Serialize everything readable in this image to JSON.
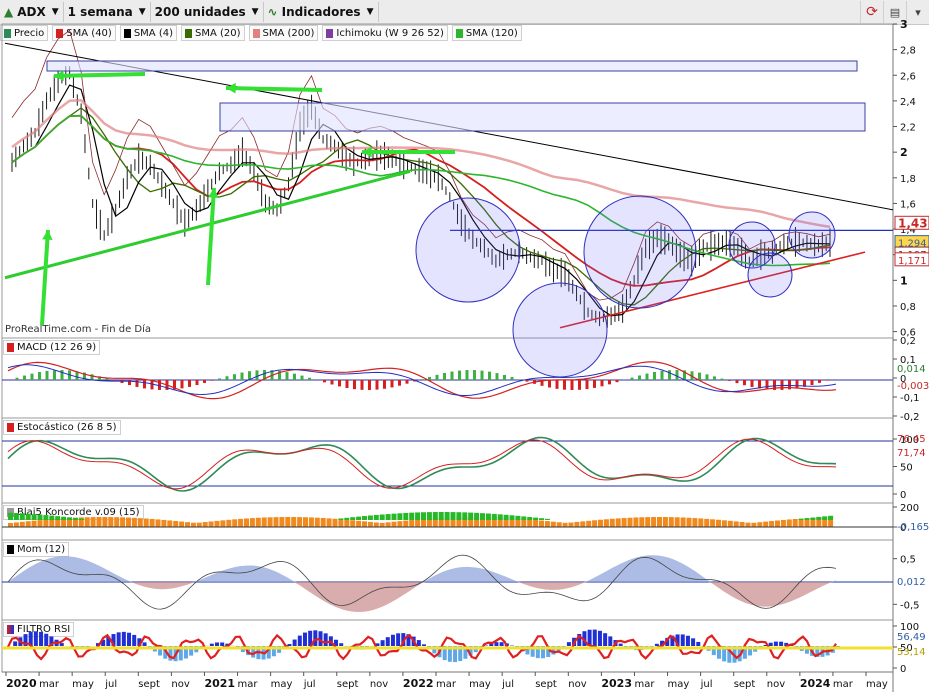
{
  "toolbar": {
    "symbol": "ADX",
    "period": "1 semana",
    "units": "200 unidades",
    "indicators": "Indicadores"
  },
  "watermark": "ProRealTime.com - Fin de Día",
  "legend": [
    {
      "label": "Precio",
      "color": "#2e8b57"
    },
    {
      "label": "SMA (40)",
      "color": "#d62020"
    },
    {
      "label": "SMA (4)",
      "color": "#000000"
    },
    {
      "label": "SMA (20)",
      "color": "#3a6b00"
    },
    {
      "label": "SMA (200)",
      "color": "#e08080"
    },
    {
      "label": "Ichimoku (W 9 26 52)",
      "color": "#7a3fa0"
    },
    {
      "label": "SMA (120)",
      "color": "#2db52d"
    }
  ],
  "panels": {
    "macd": "MACD (12 26 9)",
    "stoch": "Estocástico (26 8 5)",
    "koncorde": "Blai5 Koncorde v.09 (15)",
    "mom": "Mom (12)",
    "rsi": "FILTRO RSI"
  },
  "chart_data": [
    {
      "type": "line",
      "title": "ADX",
      "ylim": [
        0.55,
        3.0
      ],
      "yticks": [
        "3",
        "2,8",
        "2,6",
        "2,4",
        "2,2",
        "2",
        "1,8",
        "1,6",
        "1,4",
        "1,2",
        "1",
        "0,8",
        "0,6"
      ],
      "xticks": [
        "2020",
        "mar",
        "may",
        "jul",
        "sept",
        "nov",
        "2021",
        "mar",
        "may",
        "jul",
        "sept",
        "nov",
        "2022",
        "mar",
        "may",
        "jul",
        "sept",
        "nov",
        "2023",
        "mar",
        "may",
        "jul",
        "sept",
        "nov",
        "2024",
        "mar",
        "may"
      ],
      "price_tags": [
        "1,43",
        "1,294",
        "1,197",
        "1,171"
      ],
      "close": [
        1.92,
        2.05,
        2.15,
        2.4,
        2.55,
        2.62,
        2.3,
        1.6,
        1.35,
        1.55,
        1.8,
        1.95,
        1.9,
        1.75,
        1.6,
        1.45,
        1.55,
        1.7,
        1.85,
        1.9,
        2.0,
        1.85,
        1.6,
        1.55,
        1.75,
        2.2,
        2.35,
        2.1,
        2.05,
        1.95,
        1.92,
        1.96,
        1.98,
        1.95,
        1.9,
        1.87,
        1.84,
        1.8,
        1.65,
        1.45,
        1.32,
        1.25,
        1.15,
        1.2,
        1.22,
        1.18,
        1.15,
        1.08,
        1.05,
        0.9,
        0.75,
        0.7,
        0.72,
        0.78,
        1.0,
        1.25,
        1.33,
        1.3,
        1.2,
        1.15,
        1.25,
        1.28,
        1.29,
        1.26,
        1.15,
        1.2,
        1.22,
        1.28,
        1.3,
        1.29,
        1.27,
        1.294
      ]
    },
    {
      "type": "line",
      "title": "MACD (12 26 9)",
      "ylim": [
        -0.2,
        0.2
      ],
      "yticks": [
        "0,2",
        "0,1",
        "0",
        "-0,1",
        "-0,2"
      ],
      "value_tags": [
        "0,014",
        "-0,003"
      ]
    },
    {
      "type": "line",
      "title": "Estocástico (26 8 5)",
      "ylim": [
        0,
        100
      ],
      "yticks": [
        "100",
        "50",
        "0"
      ],
      "value_tags": [
        "76,45",
        "71,74"
      ]
    },
    {
      "type": "bar",
      "title": "Blai5 Koncorde v.09 (15)",
      "yticks": [
        "200",
        "0"
      ],
      "value_tags": [
        "-0,165"
      ]
    },
    {
      "type": "area",
      "title": "Mom (12)",
      "ylim": [
        -0.8,
        0.8
      ],
      "yticks": [
        "0,5",
        "-0,5"
      ],
      "value_tags": [
        "0,012"
      ]
    },
    {
      "type": "area",
      "title": "FILTRO RSI",
      "ylim": [
        0,
        100
      ],
      "yticks": [
        "100",
        "50",
        "0"
      ],
      "value_tags": [
        "56,49",
        "53,14"
      ]
    }
  ]
}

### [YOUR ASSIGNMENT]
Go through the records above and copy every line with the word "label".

### [EXERCISE SOLUTION]
      "label": "Precio",
      "label": "SMA (40)",
      "label": "SMA (4)",
      "label": "SMA (20)",
      "label": "SMA (200)",
      "label": "Ichimoku (W 9 26 52)",
      "label": "SMA (120)",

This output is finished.